Stan Kessler — trumpet and flugelhorn. Stan has been a major figure on the jazz scene in Kansas City for many years and was voted “outstanding overall musician,” by JAM magazine, the publication of the Kansas City Jazz Ambassadors. His playing is intensely lyrical, which is so important to this music. Stan is the founder of The Sons of Brasil.

Danny Embrey — guitar. Besides sharing the stage with jazz notables from coast to coast, Danny played for seven years with Sergio Mendes. He brings wonderful style and understanding of this music to the band.

Greg whitfield — electric bass. Greg is one of the most sought-after bass players in the area because of his uncanny harmonic sense and his rock-steady, perfect feel. He is also a true scholar of contemporary Brazilian music. Whether it is Samba, MPB, Bossa Nova, or Partido Alto, Greg has it covered.

Doug Auwarter — drums. Doug is the Brazilian heartbeat of the band. He admired the Bossa Nova in the 60's, loved Sergio Mendes in the 70’s, and completely lost himself to all forms of Brazilian music and culture in the 80’s. After learning to speak Portuguese, he began his annual pilgrimages to Rio de Janeiro, where he fulfills his fantasies of playing with the finest musicians in that marvelous city.

Gary Helm — percussion.

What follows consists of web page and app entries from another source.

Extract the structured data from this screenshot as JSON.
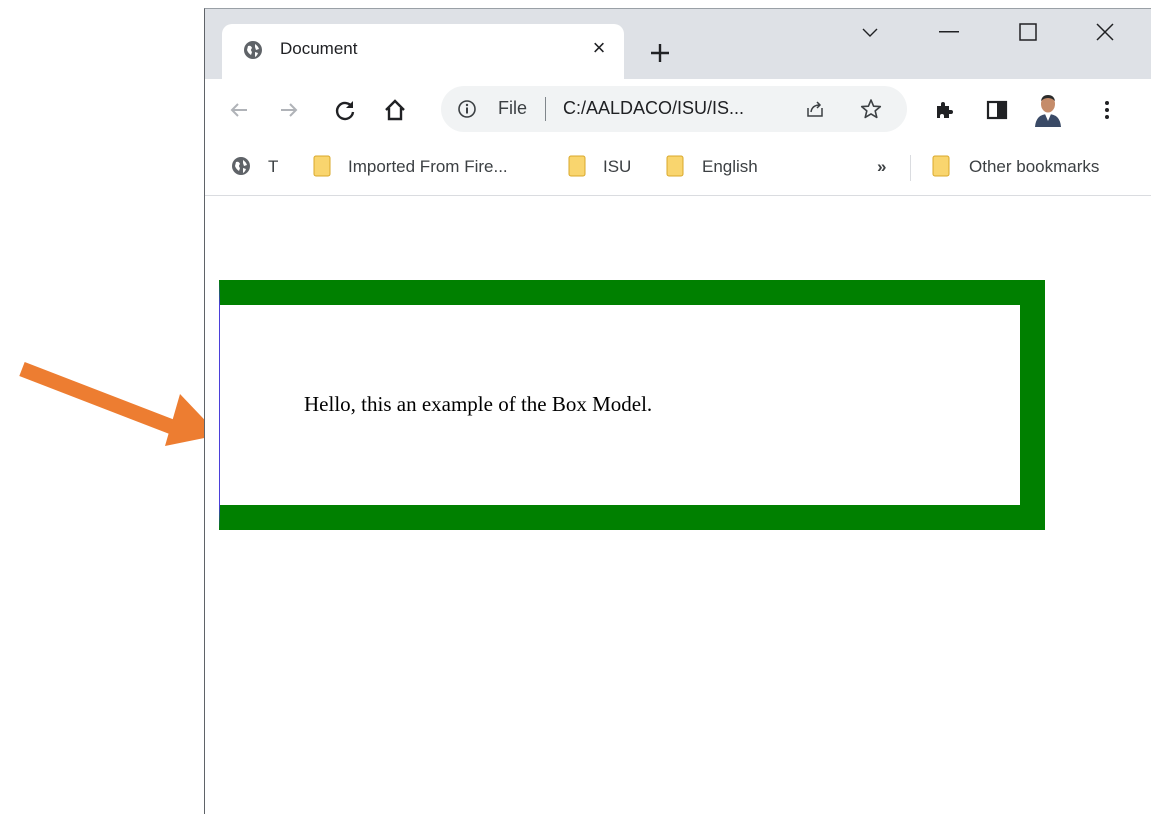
{
  "browser": {
    "tab": {
      "title": "Document",
      "icon": "globe-icon",
      "close_glyph": "×"
    },
    "new_tab_icon": "plus-icon",
    "tab_search_icon": "chevron-down-icon",
    "window_controls": [
      "minimize-icon",
      "maximize-icon",
      "close-icon"
    ]
  },
  "toolbar": {
    "nav_icons": [
      "back-arrow-icon",
      "forward-arrow-icon",
      "reload-icon",
      "home-icon"
    ],
    "address": {
      "info_icon": "info-icon",
      "scheme": "File",
      "url": "C:/AALDACO/ISU/IS..."
    },
    "share_icon": "share-icon",
    "star_icon": "star-icon",
    "extensions_icon": "puzzle-icon",
    "side_panel_icon": "side-panel-icon",
    "profile_icon": "profile-avatar",
    "menu_icon": "more-vert-icon"
  },
  "bookmarks": {
    "items": [
      {
        "label": "T",
        "icon": "globe-icon"
      },
      {
        "label": "Imported From Fire...",
        "icon": "folder-icon"
      },
      {
        "label": "ISU",
        "icon": "folder-icon"
      },
      {
        "label": "English",
        "icon": "folder-icon"
      }
    ],
    "overflow": "»",
    "other": {
      "label": "Other bookmarks",
      "icon": "folder-icon"
    }
  },
  "page": {
    "text": "Hello, this an example of the Box Model.",
    "border_color": "#008000",
    "left_border_color": "#4b3fd9"
  },
  "annotation": {
    "arrow_color": "#ed7d31"
  }
}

Gary's instinct and intuition for finding the perfect sound and feel has made him legendary in the region. He is knowledgeable about all kinds of music from Cuba, Brazil, Jamaica, and the Caribbean. Reviews of performances always cite his hand-in-glove work with Doug Auwarter, an essential quality of a world-class rhythm section.

Roger Wilder — keyboards. A native of Rochester, New York, Roger has played with such nazznotables as Stanley Turrentine, Randy Brecker, Adam Nussbaum and Chris Potter. Since settling in Overland Park with his family, he can frequently be seen performing with Angela Hagenbach, the Boulevard Big Band and the Westport Art Ensemble. Whether playing bossa nova or samba, Roger demonstrates impeccable taste and style. His ability to evoke a touch of Jobim is uncanny.